PROVIDED RECORDS below:

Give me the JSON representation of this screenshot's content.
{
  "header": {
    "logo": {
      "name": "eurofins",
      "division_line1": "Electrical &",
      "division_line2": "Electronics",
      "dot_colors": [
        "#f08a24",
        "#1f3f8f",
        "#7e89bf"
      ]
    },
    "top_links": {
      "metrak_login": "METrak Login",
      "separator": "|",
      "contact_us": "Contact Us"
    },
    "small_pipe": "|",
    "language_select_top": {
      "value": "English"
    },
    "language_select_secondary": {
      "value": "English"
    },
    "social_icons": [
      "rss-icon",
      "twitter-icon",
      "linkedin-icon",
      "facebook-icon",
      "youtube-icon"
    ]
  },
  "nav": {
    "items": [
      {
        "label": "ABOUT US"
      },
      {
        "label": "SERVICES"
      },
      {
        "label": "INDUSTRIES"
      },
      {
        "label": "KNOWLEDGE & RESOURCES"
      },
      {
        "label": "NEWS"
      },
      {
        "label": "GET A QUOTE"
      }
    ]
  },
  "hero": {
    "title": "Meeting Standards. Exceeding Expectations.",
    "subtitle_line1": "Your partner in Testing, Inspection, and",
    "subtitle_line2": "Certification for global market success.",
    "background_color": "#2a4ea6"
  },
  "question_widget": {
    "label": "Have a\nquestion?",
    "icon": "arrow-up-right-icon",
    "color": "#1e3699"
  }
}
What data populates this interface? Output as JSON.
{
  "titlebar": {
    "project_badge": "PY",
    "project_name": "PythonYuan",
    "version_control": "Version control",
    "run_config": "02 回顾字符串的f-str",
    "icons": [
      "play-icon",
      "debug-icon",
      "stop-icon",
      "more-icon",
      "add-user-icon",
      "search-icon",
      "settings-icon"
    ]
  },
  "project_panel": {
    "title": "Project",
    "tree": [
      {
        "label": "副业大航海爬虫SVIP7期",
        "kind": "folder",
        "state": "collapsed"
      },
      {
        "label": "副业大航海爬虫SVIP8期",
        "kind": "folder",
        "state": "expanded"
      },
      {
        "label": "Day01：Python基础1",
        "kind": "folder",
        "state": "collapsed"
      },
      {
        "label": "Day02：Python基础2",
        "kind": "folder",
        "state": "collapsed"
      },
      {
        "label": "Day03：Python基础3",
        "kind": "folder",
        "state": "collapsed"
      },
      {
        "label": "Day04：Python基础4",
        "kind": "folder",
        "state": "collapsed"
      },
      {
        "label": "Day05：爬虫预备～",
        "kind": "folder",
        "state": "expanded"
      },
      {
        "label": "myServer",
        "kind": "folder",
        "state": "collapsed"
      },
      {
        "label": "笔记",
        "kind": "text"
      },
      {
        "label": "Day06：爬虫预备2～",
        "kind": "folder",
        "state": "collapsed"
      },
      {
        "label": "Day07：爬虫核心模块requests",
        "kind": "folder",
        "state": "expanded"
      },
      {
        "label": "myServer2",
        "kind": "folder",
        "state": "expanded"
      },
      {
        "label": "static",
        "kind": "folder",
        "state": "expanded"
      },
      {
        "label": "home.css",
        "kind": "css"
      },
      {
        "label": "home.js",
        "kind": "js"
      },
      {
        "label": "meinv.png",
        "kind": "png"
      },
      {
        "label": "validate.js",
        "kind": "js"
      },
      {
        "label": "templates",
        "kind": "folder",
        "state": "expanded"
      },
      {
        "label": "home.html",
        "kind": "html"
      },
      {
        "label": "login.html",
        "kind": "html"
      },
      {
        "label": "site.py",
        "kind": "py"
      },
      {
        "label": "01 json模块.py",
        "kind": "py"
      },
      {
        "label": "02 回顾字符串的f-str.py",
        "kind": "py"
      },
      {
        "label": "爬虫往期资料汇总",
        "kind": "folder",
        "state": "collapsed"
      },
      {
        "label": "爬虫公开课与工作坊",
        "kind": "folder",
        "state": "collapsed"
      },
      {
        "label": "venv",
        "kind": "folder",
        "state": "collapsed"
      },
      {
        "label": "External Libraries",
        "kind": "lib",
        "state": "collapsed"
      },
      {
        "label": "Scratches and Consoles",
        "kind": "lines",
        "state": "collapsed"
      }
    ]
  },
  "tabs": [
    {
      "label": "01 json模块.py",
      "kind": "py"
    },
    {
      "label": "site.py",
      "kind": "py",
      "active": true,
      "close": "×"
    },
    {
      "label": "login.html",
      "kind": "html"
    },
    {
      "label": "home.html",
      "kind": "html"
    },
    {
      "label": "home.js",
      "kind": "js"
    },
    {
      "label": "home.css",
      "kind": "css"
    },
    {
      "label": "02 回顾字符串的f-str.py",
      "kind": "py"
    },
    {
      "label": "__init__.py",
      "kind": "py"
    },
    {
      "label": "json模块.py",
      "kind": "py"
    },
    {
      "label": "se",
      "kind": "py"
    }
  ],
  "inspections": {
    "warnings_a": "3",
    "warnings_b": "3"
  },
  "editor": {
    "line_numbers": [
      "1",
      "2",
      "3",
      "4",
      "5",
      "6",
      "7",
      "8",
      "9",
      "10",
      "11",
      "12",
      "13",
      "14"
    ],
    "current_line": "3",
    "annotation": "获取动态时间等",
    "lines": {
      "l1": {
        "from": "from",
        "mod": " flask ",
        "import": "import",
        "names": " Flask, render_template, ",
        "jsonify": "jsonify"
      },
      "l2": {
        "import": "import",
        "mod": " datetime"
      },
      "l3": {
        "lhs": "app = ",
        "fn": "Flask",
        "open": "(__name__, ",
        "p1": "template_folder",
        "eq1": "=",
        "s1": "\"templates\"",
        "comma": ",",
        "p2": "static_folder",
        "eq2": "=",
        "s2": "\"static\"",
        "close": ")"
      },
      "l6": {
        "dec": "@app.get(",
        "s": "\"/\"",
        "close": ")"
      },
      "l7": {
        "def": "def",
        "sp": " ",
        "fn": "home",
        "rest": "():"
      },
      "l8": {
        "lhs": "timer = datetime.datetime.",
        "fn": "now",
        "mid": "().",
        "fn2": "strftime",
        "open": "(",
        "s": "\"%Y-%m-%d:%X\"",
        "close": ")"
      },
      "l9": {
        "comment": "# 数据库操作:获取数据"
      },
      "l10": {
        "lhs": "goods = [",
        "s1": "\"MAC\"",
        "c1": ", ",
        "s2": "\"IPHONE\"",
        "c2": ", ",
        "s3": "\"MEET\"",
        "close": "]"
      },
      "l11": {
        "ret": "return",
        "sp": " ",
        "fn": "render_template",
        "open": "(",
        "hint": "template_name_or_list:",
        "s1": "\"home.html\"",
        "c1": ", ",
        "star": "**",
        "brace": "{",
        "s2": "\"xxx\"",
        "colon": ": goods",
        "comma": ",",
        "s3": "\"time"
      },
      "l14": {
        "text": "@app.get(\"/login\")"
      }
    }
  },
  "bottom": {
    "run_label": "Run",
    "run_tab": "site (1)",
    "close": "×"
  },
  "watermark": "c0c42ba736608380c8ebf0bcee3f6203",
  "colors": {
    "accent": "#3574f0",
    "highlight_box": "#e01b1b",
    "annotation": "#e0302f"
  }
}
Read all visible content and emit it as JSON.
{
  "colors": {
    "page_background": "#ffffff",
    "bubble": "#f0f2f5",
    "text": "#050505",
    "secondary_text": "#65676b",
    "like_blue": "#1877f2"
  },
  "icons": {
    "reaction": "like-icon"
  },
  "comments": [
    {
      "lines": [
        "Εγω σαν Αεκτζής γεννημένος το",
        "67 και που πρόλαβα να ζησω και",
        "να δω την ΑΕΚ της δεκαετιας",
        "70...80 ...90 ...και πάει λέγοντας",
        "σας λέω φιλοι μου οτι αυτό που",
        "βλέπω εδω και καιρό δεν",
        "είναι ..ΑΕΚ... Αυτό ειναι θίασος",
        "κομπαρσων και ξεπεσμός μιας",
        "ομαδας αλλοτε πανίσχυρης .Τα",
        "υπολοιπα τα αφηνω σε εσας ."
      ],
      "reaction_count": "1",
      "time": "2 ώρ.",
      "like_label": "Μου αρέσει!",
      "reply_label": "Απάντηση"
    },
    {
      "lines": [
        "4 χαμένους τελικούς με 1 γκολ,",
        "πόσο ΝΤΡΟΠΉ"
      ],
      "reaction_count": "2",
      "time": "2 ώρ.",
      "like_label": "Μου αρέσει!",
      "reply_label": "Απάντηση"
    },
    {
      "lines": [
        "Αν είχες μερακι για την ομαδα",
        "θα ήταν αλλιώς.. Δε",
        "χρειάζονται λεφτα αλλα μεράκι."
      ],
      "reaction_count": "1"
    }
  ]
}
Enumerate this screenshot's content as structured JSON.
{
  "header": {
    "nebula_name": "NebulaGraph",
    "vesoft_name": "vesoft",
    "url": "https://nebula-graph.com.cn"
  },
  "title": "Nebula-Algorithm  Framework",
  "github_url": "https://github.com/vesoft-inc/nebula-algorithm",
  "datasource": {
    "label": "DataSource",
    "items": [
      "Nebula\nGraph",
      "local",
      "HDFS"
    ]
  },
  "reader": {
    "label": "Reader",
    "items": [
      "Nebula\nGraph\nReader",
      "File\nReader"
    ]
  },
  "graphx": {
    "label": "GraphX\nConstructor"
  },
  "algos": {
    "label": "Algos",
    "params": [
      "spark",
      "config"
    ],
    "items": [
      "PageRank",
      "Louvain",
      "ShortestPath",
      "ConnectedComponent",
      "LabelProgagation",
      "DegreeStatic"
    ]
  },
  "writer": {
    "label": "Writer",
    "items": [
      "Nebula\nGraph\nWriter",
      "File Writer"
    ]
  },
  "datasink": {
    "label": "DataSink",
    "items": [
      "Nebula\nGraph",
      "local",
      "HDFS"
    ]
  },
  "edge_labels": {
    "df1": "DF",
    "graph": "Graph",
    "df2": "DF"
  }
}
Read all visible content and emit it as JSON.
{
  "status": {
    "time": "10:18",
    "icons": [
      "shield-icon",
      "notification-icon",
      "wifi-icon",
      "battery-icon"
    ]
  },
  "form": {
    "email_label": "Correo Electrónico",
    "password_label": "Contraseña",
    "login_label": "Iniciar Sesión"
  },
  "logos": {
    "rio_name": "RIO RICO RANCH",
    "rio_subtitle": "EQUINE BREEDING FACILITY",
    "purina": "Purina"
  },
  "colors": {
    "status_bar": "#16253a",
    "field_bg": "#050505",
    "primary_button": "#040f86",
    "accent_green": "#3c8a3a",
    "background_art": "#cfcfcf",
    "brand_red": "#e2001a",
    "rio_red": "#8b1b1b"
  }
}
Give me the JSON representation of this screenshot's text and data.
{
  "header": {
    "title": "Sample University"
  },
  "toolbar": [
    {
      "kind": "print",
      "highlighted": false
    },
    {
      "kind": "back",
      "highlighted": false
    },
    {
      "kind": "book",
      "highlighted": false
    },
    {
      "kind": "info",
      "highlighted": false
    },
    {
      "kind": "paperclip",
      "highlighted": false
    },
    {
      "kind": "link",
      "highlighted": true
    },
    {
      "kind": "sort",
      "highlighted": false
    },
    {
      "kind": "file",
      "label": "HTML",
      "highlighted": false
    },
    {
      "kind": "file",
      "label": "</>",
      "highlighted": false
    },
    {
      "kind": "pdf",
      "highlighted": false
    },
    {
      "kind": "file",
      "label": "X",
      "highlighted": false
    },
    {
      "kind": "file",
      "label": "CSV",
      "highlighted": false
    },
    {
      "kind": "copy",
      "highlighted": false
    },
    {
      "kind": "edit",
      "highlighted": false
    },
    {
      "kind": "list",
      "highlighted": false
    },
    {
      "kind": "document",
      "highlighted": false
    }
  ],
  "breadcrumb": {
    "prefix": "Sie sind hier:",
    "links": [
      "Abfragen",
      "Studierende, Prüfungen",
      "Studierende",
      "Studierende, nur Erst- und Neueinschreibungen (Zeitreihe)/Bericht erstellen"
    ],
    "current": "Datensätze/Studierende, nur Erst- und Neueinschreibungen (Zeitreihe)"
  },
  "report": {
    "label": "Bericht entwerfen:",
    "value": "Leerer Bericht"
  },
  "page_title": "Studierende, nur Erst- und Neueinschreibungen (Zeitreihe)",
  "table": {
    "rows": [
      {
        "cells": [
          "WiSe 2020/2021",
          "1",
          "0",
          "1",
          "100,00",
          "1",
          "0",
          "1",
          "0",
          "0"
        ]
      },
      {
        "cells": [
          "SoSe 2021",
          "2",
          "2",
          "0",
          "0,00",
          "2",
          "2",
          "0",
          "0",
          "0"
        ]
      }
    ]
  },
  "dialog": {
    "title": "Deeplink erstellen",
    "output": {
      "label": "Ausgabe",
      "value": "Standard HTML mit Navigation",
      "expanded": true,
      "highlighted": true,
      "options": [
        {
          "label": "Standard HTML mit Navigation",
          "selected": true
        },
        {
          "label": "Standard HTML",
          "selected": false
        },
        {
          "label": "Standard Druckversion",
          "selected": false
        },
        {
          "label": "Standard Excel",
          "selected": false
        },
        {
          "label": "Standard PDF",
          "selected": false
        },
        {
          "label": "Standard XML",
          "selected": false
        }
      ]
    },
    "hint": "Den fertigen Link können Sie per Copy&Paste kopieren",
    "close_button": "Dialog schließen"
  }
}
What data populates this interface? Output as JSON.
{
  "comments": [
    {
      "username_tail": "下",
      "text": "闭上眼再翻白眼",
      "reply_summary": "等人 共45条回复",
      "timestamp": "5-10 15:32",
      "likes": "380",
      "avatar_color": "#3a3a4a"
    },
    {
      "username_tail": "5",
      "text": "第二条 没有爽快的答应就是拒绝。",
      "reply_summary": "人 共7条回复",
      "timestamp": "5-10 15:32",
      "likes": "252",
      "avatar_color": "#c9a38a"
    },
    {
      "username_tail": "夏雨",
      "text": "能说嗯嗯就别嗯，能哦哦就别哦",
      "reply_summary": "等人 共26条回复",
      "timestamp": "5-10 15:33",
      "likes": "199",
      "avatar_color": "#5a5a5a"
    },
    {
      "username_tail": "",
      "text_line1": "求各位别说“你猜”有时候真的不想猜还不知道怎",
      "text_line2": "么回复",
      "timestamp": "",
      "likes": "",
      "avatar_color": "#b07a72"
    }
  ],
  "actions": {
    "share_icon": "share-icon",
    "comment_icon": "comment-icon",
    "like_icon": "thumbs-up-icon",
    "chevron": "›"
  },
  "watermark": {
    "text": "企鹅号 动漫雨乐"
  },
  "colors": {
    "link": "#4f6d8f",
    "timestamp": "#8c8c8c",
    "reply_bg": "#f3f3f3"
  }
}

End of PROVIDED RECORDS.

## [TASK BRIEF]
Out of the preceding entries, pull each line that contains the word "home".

## [EXPECTED OUTPUT]
        "label": "home.css",
        "label": "home.js",
        "label": "home.html",
      "label": "home.html",
      "label": "home.js",
      "label": "home.css",
        "fn": "home",
        "s1": "\"home.html\"",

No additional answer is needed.